Our title, Kill Your Darlings, intended to capture the multiple levels of the collaborative Game Jam process. On one level, it refers to the potential murder of a loved one within the digital game. On another, it refers to the iterative process of narrative construction and deconstruction as players acquire new information and form their own ideas of the game’s events. And finally, the title is a commentary on the difficulty of having those embedded in literary practices working together with game designers and animators. ‘Kill your darlings’ is a phrase often used by writers in reference to removing some of our best loved sentences, sections, and concepts from our work. In making our game, we killed a lot of our darlings. In doing so, we all learned about the challenges of creating a narrative focused game where designers, animators, and writers are involved from the start. Sometimes, to borrow a term used by Rhianna Pratchett at the conference, being a ‘narrative paramedic’ – a writer who smooths out the narrative towards the end of the game development process – seemed attractive and significantly less stressful than being involved the whole way through. Without doing this though, we from literary backgrounds would not have learned so much experientially about game design: terms, constraints, and the stress of the crunch. Certainly, more time needs to be spent thinking about how to effectively action the synthesis between designers and writers and integrate writing more deeply in the production pipeline.

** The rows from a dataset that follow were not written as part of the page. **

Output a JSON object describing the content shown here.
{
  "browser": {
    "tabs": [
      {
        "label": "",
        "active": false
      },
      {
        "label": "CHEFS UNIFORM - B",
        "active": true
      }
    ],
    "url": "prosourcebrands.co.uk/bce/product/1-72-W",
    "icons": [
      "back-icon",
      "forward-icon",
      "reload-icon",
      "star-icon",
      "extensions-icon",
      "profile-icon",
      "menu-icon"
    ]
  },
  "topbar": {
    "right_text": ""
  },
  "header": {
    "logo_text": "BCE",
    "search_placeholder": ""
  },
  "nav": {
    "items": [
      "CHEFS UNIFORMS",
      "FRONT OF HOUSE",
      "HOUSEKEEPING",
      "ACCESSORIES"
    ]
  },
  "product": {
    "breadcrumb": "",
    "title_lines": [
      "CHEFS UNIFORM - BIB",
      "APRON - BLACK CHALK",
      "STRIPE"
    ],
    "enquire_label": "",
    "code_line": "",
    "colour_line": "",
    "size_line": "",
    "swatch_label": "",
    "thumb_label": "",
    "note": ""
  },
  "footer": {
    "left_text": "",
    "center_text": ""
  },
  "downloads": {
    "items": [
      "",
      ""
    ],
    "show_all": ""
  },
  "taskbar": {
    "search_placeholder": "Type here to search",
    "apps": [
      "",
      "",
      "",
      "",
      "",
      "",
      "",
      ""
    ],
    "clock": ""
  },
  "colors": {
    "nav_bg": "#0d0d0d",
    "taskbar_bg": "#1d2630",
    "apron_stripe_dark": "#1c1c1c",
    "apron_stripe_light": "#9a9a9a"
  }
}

In future, attempts at the confluence of game design and literary study might think how to do the inverse: have designers benefit from those with literary backgrounds. Designers understanding the value of those trained in the humanities is key for establishing meaningful connections between the industry and academy. Moreover, basic lectures on design, ludology, and narrative theory might be a useful practice to help bridge terminological gaps and facilitate conversation. Indeed, often the most powerful thing an academic conference can do is bring people together. This event succeeded in doing that. Our team – writers and designers – has continued to work together on Kill Your Darlings. We hope that future conferences and Game Jams aspire to form similar relationships.